From time to time I have reported on the gasoline prices in Aruba. It’s been a while and I figured it’s time for an update. Let’s share some context first.
How does gasoline prices affect tourism
If you are traveling to Aruba the gasoline prices may be of interest. Especially considering that this island relies nearly completely on imported goods. Everything is shipped on something which has a combustion engine.
You will directly feel the impact of the gasoline prices if you participate directly in our motor vehicle traffic by way of renting a vehicle.
Indirectly this also can impact you by food prices affect your food prices in the restaurants and the grocery stores.
Lastly, it may have an impact on other products or services you consume while in Aruba. Think of souvenirs and excursions.
How Aruba Gasoline Prices Established
How are the gasoline prices established in Aruba? This is strictly an affair of the stakeholders, sans the consumer.
Every so often when gasoline prices soar beyond a certain point, locals start to murmur. As soon as locals start to complain about the prices, inevitably officials come out with a statement.
They explain the way the prices are established and defend the choice of using this particular system.
The entity to establish and publish the gasoline prices in Aruba is the Ministry of Economic Affairs. Economic Affairs publish the gasoline prices every second Wednesday of each month.
The price is calculated based on the previous month’s crude oil average, expected changes in the coming months, shipping prices, insurance, profit margins, evaporation among the most important metrics.
Why controlled prices
Currently, there are three derivatives of this commodity under official price control: gasoline, gas oil (diesel), and kerosene.
For most people, this seems strange, when the government controls certain aspects of what is supposed to be the free market.
Crude oil products are shipped on a single vessel for all privately owned gasoline stations. It is too tempting for the private distribution chain to set prices as they see fit and go unchecked. This oligopoly is deemed too risky by the island government, for which they choose for regulation.
In 2016, when a new deal was made with now-defunct Citgo Aruba Refinery, the island government acquired the rights to become the sole distribution company of fuel in Aruba. The island government founded in October 2016 a private legal commercial entity to manage the new company.
Strangely now the government of Aruba has both the roles of a full-fletched commercial monopoly partner in the distribution chain while being the sole regulating controlling entity.
2020 Gasoline In Numbers
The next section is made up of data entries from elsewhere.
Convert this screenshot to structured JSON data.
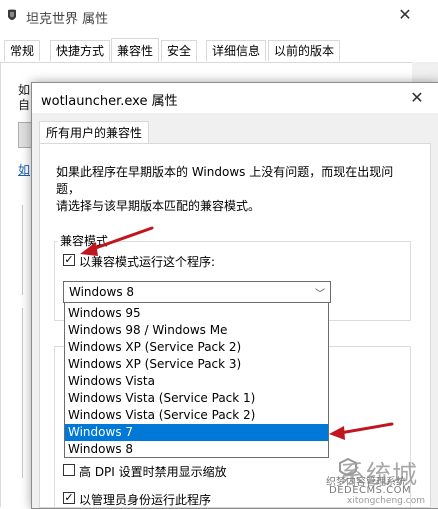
{
  "outer": {
    "title": "坦克世界 属性",
    "close": "✕",
    "tabs": [
      "常规",
      "快捷方式",
      "兼容性",
      "安全",
      "详细信息",
      "以前的版本"
    ],
    "active_tab": 2,
    "frag1": "如",
    "frag2": "自",
    "link": "如"
  },
  "dialog": {
    "title": "wotlauncher.exe 属性",
    "close": "✕",
    "tab": "所有用户的兼容性",
    "description_line1": "如果此程序在早期版本的 Windows 上没有问题，而现在出现问题，",
    "description_line2": "请选择与该早期版本匹配的兼容模式。",
    "compat_group_label": "兼容模式",
    "compat_checkbox_label": "以兼容模式运行这个程序:",
    "compat_checked": true,
    "combo_value": "Windows 8",
    "combo_arrow": "﹀",
    "options": [
      "Windows 95",
      "Windows 98 / Windows Me",
      "Windows XP (Service Pack 2)",
      "Windows XP (Service Pack 3)",
      "Windows Vista",
      "Windows Vista (Service Pack 1)",
      "Windows Vista (Service Pack 2)",
      "Windows 7",
      "Windows 8"
    ],
    "selected_option": "Windows 7",
    "dpi_checkbox_label": "高 DPI 设置时禁用显示缩放",
    "dpi_checked": false,
    "admin_checkbox_label": "以管理员身份运行此程序",
    "admin_checked": true,
    "check_mark": "✓"
  },
  "watermark": {
    "brand": "系统城",
    "line1": "织梦内容管理系统",
    "line2": "DEDECMS.COM",
    "line3": "xitongcheng.com"
  },
  "colors": {
    "selection": "#0078d7",
    "arrow": "#c0171f"
  }
}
Below you can see how the gasoline prices did for 2020. For comparison, I have added a few countries and cities with their most inexpensive gasoline prices I could find.
Unleaded Fuel Prices in Aruba in 2020
|Effective Date||US$ Price per US Gallon||% Change Month-over-Month|
|January 8, 2020||$4.43||–|
|February 12, 2020||$4.37||-1.3%|
|March 11, 2020||$4.27||-2.3%|
|April 8, 2020||$3.47||-18.6%|
|May 13, 2020||$3.13||-9.9%|
|June 10, 2020||$3.47||+10.9%|
|July 14, 2020||$3.78||+9.0%|
|August 12, 2020||$3.85||+1.8%|
|September 9, 2020||$3.90||+1.2%|
|October 14, 2020||$3.87||-0.7%|
|November 11, 2020||$3.82||-1.2%|
|December 9, 2020||$3.82||-0.1%|
The 2020 year-to-date change is $4.43 in January to $3.82 which is a drop of 13.6%.
December 2020 Comparison
Following a table with cities and countries, this way we can measure how Aruba fairs worldwide.
Comparison of Unleaded Average Fuel Prices December 2020 Per US Gallon
|Hong Kong, China||$8.64|
|San Fransico, CA||$3.20|
|Los Angeles, CA||$2.94|
|New York, NY||$2.14|
Hong Kong is included in the list as it seems to have the most expensive gasoline prices in the world. Aruba is a Netherlands territory, therefore the inclusion. The three major European economies are also included for comparison.
Aruba has a direct air connection with the US cities mentioned in the list, except for Los Angeles and San Francisco.
Neighboring and fellow Dutch island Curaçao has a similar gasoline price. Neighboring Colombia is at $2.38 per gallon in the nation’s capital Bogotá, which is much cheaper than Aruba.
Aruba’s closest neighbor of all is Venezuela, which is about 17 miles away. Ironically, that country has the cheapest gasoline prices in the world: $0.08. It’s not a typo, the price is literally eight cents per gallon.
What conclusions can be drawn from the above information? Gasoline in Aruba is not inexpensive. As a smile island economy, this is not something unique to Aruba.
Together with the high gasoline prices, high cost of living, and a higher standard of living in comparison to other territories in the Caribbean, Aruba is considered to be expensive.